Since I’ve started talking about Matthew’s genealogy, I’ve decided to stick with it a bit longer. Most of my students, when they pick up the New Testament and I have them start at the beginning, they begin with Matthew 1:1 and moan. A genealogy?!? Ugh.
I tell them to get over it. This thing is only 16 verses long. C’mon! If you want a GENEALOGY, read 1 Chronicles 1-9. Nine CHAPTERS of fathers and sons, starting with Adam. Now *that* is a genealogy!
(Anecdote: when I was an undergraduate at Moody Bible Institute in the mid 70’s, for some reason I had to take a correspondence course to fill out one of my requirements. This is back when a correspondence course meant doing it as correspondence — through the mail! It was some kind of broadly based Bible class, and one of the requirements was that you had to memorize and then reproduce a certain number of verses from the Bible. You could choose. Just your favorite verses. They were expecting, of course, things like Psalm 23 or John 1:1-4 or John 3:16-18 or Phil. 2:6-11. So I made my choices and they were all like my opening passage: 1 Chronicles 4:11-16. They didn’t think it was very funny….)
Anyway, Matthew’s genealogy may be short, but it is fascinating and telling — not only because of the 14-14-14 schema I’ve discussed. For another thing, there are four women who appear in it. Women?? In an ancient Jewish genealogy? What’s *that* all about? And those particular women! Now that’s a serious puzzle. Here’s the brief discussion I devote to it in my NT textbook.
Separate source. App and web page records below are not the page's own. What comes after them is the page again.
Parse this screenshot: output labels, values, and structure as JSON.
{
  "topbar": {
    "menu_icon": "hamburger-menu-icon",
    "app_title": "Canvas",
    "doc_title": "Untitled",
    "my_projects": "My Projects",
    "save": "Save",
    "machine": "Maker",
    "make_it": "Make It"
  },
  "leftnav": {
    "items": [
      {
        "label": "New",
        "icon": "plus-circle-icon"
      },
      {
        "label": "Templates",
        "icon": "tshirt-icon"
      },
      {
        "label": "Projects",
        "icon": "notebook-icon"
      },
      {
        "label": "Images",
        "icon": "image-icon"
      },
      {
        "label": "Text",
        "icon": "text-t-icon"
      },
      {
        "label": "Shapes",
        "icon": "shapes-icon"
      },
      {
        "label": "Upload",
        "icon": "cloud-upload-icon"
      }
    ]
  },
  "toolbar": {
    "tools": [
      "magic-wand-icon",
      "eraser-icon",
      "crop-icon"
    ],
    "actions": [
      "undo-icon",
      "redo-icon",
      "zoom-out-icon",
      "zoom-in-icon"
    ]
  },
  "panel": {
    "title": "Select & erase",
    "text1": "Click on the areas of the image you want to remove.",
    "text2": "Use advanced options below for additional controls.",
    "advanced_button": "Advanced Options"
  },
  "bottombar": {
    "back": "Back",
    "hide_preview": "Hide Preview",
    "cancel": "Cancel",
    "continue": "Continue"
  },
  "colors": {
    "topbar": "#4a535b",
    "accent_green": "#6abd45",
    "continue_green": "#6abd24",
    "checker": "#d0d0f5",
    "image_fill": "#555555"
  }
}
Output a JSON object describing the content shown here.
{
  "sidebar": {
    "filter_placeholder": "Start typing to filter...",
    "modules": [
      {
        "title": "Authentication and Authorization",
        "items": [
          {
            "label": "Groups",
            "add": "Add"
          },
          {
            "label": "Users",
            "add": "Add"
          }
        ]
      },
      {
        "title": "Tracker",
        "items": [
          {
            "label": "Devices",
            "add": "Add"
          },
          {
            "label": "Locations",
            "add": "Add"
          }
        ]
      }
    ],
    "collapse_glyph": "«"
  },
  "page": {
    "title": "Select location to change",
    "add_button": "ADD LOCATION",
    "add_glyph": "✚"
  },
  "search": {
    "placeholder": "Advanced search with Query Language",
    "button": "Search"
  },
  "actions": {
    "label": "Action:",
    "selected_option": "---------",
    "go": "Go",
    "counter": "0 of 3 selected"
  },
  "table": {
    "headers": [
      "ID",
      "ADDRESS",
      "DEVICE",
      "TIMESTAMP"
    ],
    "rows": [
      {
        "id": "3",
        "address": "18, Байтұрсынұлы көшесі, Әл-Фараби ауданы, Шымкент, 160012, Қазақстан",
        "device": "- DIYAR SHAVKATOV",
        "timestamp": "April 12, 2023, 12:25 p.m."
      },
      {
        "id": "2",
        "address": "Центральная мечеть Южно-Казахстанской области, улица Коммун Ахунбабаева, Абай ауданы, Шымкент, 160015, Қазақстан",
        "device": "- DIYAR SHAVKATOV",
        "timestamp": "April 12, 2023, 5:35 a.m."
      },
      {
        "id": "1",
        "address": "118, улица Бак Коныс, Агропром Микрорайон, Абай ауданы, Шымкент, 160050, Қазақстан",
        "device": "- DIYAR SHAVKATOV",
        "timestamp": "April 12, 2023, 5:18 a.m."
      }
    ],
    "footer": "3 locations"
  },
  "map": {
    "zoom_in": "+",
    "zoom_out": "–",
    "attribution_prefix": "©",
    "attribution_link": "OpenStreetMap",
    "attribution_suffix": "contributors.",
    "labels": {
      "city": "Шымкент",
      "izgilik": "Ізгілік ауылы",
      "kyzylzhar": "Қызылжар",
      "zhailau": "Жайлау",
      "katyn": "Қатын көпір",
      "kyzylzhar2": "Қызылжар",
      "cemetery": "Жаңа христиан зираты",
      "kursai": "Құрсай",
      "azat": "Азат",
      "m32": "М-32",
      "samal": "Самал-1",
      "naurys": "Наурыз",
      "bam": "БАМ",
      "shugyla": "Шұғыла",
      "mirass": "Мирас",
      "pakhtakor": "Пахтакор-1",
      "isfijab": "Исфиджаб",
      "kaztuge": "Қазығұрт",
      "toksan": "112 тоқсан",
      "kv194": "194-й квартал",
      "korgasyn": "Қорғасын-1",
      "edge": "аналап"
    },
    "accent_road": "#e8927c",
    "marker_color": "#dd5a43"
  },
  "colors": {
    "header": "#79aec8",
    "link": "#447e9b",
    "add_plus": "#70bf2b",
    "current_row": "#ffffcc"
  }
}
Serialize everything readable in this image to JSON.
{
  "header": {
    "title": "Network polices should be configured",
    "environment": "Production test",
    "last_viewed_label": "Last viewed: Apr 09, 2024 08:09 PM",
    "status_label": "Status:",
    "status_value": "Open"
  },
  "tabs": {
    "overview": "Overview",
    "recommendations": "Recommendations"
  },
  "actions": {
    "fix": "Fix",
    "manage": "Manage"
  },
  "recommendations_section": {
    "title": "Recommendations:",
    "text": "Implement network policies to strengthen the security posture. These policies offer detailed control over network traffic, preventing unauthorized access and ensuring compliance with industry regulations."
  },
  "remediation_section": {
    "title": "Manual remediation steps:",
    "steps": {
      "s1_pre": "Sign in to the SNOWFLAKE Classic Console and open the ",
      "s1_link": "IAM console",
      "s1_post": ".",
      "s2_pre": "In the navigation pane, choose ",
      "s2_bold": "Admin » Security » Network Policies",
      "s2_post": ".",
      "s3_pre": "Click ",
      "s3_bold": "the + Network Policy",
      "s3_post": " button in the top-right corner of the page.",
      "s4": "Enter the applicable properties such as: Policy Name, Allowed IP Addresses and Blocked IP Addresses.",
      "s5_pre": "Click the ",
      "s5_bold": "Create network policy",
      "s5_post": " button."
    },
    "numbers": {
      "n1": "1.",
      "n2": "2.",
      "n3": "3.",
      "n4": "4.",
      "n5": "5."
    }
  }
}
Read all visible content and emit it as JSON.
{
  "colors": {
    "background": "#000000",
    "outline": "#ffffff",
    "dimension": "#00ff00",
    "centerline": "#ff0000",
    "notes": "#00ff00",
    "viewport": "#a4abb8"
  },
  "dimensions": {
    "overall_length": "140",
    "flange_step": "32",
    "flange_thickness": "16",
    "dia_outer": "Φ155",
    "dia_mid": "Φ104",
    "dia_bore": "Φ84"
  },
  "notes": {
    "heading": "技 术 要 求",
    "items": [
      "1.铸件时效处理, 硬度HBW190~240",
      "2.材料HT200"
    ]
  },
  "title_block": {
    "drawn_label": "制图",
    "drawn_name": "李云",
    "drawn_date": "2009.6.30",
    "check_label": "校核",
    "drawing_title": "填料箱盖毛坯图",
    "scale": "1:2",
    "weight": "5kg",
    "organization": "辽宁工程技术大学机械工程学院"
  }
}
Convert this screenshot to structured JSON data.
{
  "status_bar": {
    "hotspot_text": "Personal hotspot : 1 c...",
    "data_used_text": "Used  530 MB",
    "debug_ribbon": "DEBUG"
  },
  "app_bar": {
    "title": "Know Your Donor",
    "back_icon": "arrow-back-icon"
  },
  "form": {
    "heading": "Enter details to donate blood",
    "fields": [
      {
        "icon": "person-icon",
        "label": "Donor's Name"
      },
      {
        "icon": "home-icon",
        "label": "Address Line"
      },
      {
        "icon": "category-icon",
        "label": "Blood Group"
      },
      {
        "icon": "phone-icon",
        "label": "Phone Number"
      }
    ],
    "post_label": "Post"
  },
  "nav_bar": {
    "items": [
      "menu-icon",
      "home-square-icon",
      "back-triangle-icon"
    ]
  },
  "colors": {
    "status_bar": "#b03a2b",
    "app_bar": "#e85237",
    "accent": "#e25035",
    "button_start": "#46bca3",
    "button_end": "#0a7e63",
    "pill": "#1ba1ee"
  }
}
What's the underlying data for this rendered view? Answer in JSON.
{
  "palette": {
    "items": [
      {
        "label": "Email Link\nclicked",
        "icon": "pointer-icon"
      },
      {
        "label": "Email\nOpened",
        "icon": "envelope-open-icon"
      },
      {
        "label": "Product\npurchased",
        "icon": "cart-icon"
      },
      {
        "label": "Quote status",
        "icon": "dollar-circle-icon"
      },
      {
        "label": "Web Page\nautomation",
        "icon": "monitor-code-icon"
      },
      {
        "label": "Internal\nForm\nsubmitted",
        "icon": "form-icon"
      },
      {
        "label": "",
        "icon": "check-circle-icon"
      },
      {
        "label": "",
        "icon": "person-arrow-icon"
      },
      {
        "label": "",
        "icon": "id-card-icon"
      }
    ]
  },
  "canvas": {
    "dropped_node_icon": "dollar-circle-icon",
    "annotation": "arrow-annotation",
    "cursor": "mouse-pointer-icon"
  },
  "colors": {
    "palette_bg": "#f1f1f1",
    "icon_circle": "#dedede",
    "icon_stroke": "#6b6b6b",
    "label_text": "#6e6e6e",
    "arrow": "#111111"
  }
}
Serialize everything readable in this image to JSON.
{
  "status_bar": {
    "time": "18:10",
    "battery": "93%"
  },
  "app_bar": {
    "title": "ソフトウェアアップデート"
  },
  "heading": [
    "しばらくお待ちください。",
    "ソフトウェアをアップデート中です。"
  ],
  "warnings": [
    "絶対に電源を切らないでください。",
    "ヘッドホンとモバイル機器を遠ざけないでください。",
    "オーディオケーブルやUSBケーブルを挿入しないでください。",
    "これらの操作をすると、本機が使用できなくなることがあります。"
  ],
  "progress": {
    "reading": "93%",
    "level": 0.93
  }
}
There is one other interesting and frequently-noted feature of Matthew’s genealogy of Jesus (actually, not of Jesus, but of Joseph). That is the fact that it makes explicit reference to women among Jesus’ ancestors. That is highly unusual. Women scarcely ever appear in most ancient Israelite and Jewish genealogies, which invariably trace a person’s lineage from father to son (or vice versa) all the way back through the family line; see, as I pointed out earlier, 1 Chronicles 1-9. Where are the women? For ancient genealogists, as a rule, they were not important enough to mention.
But Matthew not only ends his genealogy by mentioning Mary, Jesus’ mother, but he also includes reference to four other women: Tamar (v. 3), Rahab (v. 5), Ruth (v. 5), and the “wife of Uriah” that is, Bathsheba (v. 6). Stories about all four of these women are found in the Jewish Scriptures (Tamar: Genesis 38; Rahab: Joshua 2, 6; Ruth; Ruth 1-4; and Bathsheba: 2 Samuel 11-12).
But why does Matthew mention them here? Among the numerous theories proposed over the years, two are particularly intriguing….
Hey, who ever thought a biblical genealogy could be interesting? Want to see why it is? If you’re a blog member, you can — just keep reading. If you’re not? Tough bananas. On the upside, you *could* join! It won’t cost much; every nickel you pay goes to charity; and you’ll know more about Matthew’s genealogy than anyone on your block!